For Deutsche Bank's Cryan, profit can wait
By Arno Schuetze, Edward Taylor and John O'Donnell
FRANKFURT (Reuters) - Almost one year into his tenure as Deutsche Bank's chief executive, John Cryan says he has ushered in a new culture of openness, rooted out bad behavior and set about untangling the bank's technology.
Profit, says the 55-year-old Briton, can wait.
"If we had wanted to be profitable this year, then it's a done deal. We can stop investing in IT. We can put off litigation," he said, in reference to lawsuits against the bank.

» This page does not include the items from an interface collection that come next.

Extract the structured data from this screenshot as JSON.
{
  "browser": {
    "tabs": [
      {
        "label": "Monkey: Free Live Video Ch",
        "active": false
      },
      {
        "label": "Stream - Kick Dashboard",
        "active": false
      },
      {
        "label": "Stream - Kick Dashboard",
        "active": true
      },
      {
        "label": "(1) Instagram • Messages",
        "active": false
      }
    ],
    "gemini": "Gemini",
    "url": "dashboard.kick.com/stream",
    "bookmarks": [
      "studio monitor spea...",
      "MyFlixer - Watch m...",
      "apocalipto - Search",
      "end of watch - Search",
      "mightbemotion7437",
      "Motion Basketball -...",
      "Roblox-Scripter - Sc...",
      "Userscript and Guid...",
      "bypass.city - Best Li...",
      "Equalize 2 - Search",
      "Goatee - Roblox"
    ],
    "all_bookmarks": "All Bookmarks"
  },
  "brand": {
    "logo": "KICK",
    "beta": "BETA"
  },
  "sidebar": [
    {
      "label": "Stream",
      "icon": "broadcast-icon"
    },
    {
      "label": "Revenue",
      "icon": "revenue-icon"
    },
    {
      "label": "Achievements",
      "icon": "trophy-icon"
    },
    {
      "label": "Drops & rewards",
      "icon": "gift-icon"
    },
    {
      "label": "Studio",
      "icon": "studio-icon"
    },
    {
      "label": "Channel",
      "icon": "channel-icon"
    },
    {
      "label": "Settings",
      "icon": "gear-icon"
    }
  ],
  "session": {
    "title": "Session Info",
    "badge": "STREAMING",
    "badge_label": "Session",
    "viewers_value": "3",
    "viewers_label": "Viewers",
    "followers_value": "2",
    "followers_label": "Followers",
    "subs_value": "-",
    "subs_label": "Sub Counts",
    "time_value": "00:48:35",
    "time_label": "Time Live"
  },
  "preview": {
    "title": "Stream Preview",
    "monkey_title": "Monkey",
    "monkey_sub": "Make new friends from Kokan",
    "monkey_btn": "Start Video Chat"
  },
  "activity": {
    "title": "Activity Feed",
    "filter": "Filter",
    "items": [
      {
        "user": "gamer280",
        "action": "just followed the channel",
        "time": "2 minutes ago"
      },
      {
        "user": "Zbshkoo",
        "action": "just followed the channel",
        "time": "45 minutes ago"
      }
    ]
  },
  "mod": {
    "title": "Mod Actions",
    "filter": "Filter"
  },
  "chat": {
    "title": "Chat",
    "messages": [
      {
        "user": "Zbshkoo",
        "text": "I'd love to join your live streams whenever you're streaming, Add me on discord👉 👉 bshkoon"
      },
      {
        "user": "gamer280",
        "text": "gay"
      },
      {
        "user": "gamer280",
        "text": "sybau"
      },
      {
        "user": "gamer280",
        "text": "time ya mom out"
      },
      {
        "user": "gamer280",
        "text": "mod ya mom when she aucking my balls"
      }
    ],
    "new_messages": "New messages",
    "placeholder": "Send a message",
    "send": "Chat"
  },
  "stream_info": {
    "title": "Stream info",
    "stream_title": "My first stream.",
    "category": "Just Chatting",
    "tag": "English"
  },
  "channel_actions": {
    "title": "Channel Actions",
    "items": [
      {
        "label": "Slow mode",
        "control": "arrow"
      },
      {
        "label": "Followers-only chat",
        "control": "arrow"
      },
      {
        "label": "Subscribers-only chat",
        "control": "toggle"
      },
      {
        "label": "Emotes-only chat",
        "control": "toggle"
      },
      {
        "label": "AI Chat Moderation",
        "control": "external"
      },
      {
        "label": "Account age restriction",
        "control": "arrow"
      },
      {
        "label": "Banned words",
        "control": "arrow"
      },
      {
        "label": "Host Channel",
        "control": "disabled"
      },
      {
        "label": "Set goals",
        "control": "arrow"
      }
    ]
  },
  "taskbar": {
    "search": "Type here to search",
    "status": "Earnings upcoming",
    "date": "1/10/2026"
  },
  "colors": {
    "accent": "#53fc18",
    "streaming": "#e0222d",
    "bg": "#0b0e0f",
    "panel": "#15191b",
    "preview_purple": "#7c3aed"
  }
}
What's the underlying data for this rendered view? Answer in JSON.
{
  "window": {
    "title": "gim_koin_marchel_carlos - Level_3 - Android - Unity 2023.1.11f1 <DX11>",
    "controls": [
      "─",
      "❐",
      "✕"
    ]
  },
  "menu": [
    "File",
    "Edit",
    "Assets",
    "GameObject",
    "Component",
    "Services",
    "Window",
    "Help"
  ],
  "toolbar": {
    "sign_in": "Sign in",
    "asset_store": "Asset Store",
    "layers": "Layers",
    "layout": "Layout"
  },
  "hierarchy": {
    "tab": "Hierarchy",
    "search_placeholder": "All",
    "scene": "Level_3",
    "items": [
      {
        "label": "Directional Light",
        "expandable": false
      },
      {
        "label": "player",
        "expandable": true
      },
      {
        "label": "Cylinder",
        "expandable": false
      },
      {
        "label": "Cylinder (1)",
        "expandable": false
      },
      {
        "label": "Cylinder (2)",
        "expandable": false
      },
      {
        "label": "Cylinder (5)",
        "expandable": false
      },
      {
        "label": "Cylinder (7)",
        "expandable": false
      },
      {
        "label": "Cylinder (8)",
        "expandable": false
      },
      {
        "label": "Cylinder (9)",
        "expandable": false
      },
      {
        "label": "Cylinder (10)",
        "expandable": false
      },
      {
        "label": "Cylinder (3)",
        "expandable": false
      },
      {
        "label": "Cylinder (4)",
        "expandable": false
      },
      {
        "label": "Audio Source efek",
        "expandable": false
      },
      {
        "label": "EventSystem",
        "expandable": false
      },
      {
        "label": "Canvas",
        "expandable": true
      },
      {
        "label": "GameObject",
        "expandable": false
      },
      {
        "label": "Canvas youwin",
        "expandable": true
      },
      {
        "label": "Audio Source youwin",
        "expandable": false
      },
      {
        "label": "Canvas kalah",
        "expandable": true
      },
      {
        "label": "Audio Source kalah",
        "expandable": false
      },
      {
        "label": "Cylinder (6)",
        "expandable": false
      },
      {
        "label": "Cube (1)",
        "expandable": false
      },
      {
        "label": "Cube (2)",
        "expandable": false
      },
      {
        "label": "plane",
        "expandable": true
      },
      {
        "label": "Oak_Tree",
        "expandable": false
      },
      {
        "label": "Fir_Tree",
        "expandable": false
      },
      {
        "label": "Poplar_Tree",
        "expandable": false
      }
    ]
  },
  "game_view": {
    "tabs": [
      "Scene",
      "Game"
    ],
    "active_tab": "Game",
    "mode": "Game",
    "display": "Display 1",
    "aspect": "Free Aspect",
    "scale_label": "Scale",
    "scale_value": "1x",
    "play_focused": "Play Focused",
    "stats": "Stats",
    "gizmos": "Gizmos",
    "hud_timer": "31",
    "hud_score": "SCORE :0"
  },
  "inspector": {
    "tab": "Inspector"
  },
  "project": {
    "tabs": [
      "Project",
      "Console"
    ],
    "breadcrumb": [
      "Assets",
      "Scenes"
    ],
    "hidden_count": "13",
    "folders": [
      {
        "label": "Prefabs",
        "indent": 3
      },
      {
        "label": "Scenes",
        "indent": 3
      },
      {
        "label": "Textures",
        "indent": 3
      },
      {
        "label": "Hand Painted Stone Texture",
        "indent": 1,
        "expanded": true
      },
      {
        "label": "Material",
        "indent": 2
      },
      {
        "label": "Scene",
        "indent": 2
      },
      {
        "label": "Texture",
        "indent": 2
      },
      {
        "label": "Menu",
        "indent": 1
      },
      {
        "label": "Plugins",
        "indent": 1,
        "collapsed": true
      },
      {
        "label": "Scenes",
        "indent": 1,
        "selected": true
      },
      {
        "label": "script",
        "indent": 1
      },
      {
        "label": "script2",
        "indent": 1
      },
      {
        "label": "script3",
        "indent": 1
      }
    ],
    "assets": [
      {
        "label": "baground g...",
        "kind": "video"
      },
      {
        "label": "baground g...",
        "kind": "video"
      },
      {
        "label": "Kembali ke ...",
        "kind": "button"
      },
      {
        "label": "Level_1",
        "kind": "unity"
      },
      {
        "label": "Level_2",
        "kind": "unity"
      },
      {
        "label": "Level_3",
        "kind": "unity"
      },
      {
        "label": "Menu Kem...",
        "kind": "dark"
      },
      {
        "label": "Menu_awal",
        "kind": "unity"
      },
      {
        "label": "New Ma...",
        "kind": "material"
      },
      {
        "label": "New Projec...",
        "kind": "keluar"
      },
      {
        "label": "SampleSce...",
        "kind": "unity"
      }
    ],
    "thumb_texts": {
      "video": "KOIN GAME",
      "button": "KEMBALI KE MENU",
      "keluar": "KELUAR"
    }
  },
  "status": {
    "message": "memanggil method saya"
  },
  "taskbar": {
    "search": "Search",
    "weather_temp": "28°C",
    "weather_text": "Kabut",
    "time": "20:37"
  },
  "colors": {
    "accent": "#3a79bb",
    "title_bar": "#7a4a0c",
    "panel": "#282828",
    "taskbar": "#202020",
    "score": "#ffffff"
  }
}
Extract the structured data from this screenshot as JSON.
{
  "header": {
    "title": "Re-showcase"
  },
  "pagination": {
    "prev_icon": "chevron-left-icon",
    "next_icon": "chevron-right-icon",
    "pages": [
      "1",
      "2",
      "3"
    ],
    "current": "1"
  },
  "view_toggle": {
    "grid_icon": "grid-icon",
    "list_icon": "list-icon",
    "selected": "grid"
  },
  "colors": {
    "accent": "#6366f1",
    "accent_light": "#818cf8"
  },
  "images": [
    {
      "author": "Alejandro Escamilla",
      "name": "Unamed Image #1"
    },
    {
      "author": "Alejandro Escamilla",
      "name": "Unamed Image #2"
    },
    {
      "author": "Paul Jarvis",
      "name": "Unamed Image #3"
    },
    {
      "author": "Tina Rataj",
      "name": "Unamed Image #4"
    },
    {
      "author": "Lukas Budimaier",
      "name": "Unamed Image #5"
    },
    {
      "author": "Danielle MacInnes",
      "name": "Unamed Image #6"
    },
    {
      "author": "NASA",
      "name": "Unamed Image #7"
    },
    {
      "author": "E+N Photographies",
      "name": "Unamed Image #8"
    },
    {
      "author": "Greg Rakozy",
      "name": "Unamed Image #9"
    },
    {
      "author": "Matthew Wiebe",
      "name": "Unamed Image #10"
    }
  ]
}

Cryan, earlier at Switzerland's UBS, has been tasked with cleaning up a business which in three years declined from a potent force on Wall Street to posting a record loss in 2015. It share price has fallen 35 percent so far this year.
While its neighbor on New York's Park Avenue, JP Morgan, made a record profit of more than $24 billion last year, Deutsche lodged a loss of $7.7 billion.
One of the main reasons for Deutsche's woes is a litigation bill since 2012 that has already hit 12.6 billion euros.
Claims filed by individuals, companies and regulators against Deutsche, outlined in the bank's 2015 annual report, relate to misselling of subprime loans and manipulation of foreign exchange rates or gold and silver prices.
Other law suits are for the rigging of borrowing benchmarks Libor and Euribor, used to set the price of mortgages and derivatives. Deutsche paid more than $3 billion in fines after regulators' probes into manipulation of such interbank rates. Continued...